To date, only 11.5% of astronauts have been women; only a couple are publicly known to have been queer; and none are known to be transgender. Little research has been done on the specifics of sex and gender in relation to spaceflight. The cost to send experiments to space has decreased due to new commercial launch providers, but still remains prohibitively expensive for most entities. Governmental agencies and commercial space ventures have made it clear that incorporating LGBTQ people and perspectives is not a priority. No research has been done on whether it is safe for transgender people on hormone replacement therapy (HRT) to go to space. For deep space missions there will need to be a source of exogenous estradiol, for both transgender women on HRT as well as as a component of hormonal birth control.
For these reasons it’s necessary for us to develop our own space research programs independent of larger organizations. “Xenological Entanglements: 001. Eromatase” is the first ambitious project of this program. It consists of two parts. First is the development of an open-source microgravity simulator (random positioning machine and/or clinostat), where the hardware, software, and documentation will be shared publicly so that others can easily build their own. Second, the artist aims to genetically engineer her own testicular Leydig cells to enable the over-activation of aromatase. This will induce the Leydig cells to overproduce estradiol, thus enabling an assigned-male-at-birth body to self-produce the levels of estrogen required to live in a “female” body. These cells will be cultured under simulated microgravity using the equipment developed in the first part of the project.

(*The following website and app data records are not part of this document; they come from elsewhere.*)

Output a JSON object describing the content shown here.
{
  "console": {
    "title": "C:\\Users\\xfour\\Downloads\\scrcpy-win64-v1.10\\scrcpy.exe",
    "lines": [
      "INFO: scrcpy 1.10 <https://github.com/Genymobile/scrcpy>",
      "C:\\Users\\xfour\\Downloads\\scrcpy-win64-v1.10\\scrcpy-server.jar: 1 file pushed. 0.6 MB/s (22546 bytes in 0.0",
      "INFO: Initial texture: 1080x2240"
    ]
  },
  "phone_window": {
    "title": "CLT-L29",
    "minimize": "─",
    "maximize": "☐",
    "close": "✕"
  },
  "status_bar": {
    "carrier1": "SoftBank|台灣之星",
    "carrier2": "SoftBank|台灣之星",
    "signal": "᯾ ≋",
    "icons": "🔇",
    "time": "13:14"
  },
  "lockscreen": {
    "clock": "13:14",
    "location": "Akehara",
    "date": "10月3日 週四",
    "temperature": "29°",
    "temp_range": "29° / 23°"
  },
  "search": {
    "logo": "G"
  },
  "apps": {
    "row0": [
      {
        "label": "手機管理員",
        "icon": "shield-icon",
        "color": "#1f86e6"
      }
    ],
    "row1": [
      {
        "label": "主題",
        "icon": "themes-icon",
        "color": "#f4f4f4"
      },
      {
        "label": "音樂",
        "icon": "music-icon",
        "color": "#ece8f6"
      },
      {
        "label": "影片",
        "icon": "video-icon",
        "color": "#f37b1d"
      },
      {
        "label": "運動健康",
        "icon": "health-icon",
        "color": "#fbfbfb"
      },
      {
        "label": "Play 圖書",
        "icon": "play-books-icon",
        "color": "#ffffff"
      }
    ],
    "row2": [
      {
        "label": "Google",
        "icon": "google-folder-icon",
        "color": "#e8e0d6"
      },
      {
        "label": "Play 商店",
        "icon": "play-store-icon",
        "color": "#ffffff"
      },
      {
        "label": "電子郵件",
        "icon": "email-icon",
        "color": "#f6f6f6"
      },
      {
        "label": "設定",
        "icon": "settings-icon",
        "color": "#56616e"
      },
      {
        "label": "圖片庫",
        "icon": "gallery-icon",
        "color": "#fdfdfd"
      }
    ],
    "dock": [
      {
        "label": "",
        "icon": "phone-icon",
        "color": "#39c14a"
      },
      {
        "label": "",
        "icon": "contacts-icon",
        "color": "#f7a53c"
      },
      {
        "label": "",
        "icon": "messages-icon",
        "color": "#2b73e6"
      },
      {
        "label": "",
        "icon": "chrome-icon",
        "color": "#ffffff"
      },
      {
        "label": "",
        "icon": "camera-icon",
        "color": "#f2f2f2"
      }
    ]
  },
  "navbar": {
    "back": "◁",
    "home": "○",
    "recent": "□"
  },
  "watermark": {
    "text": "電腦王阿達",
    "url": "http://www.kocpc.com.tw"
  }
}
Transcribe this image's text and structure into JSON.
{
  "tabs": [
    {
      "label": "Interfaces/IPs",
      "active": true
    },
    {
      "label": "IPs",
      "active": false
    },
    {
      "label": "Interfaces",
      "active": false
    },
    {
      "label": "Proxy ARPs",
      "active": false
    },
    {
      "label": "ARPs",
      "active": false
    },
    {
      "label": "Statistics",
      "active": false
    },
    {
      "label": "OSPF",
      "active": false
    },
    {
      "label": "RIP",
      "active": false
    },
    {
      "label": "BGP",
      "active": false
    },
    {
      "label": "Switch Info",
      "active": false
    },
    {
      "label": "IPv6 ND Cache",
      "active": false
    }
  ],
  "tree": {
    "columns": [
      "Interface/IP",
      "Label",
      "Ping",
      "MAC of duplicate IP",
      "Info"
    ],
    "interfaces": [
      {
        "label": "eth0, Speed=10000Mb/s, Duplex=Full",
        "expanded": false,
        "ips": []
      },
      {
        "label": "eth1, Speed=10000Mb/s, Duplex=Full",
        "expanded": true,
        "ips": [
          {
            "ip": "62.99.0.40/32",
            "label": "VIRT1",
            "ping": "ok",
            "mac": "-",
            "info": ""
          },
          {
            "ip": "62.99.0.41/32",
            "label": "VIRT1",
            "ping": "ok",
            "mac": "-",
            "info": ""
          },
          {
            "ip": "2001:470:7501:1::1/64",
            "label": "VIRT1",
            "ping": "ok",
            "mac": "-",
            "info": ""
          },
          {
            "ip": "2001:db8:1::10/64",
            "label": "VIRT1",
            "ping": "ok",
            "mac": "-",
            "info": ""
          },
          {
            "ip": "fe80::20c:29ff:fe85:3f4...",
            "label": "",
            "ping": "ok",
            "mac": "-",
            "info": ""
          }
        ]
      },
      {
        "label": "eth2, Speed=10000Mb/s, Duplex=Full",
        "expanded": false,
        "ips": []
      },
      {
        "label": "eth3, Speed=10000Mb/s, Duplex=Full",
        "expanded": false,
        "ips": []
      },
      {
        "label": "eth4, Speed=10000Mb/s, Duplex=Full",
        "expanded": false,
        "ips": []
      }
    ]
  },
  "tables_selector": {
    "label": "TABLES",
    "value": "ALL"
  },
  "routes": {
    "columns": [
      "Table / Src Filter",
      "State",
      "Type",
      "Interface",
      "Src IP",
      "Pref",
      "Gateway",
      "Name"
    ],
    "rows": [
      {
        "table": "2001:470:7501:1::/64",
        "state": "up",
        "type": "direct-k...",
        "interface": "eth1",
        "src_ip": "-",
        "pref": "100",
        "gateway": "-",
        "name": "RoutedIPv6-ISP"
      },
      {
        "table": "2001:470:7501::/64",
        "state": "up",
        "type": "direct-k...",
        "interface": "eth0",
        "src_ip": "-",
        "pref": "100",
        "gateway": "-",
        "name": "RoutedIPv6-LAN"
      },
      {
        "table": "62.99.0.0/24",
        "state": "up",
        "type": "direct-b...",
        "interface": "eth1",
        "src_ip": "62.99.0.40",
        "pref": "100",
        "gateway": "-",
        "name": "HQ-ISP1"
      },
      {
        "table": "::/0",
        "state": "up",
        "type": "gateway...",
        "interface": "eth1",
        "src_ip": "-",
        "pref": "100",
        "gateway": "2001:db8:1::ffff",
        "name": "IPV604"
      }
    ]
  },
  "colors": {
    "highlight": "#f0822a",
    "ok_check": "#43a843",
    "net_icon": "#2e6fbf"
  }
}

“Eromatase” is part of the tranxxeno lab, a nomadic artistic research laboratory that promotes entanglements between entities trans and xeno. An entrancing beacon that demarcates a different trajectory for space development, “Eromatase” enacts research that would otherwise be deemed ancillary. Infused with the knowledge that deep space materials comprise the atomic source of life on earth, the project presents the tranxxeno dream of outer space as a place of exodus and thriving for all those who find life on this earth inhospitable.
The residency was developed as part of the Biofriction project.
Production: Kapelica Gallery/Kersnikova Institute; co-production: City of Women. Special thanks: Department of Art + Design, Northeastern University. Supported by: the European Union Creative Europe, the Ministry of Culture of the Republic of Slovenia and the Municipality of Ljubljana Department for Culture.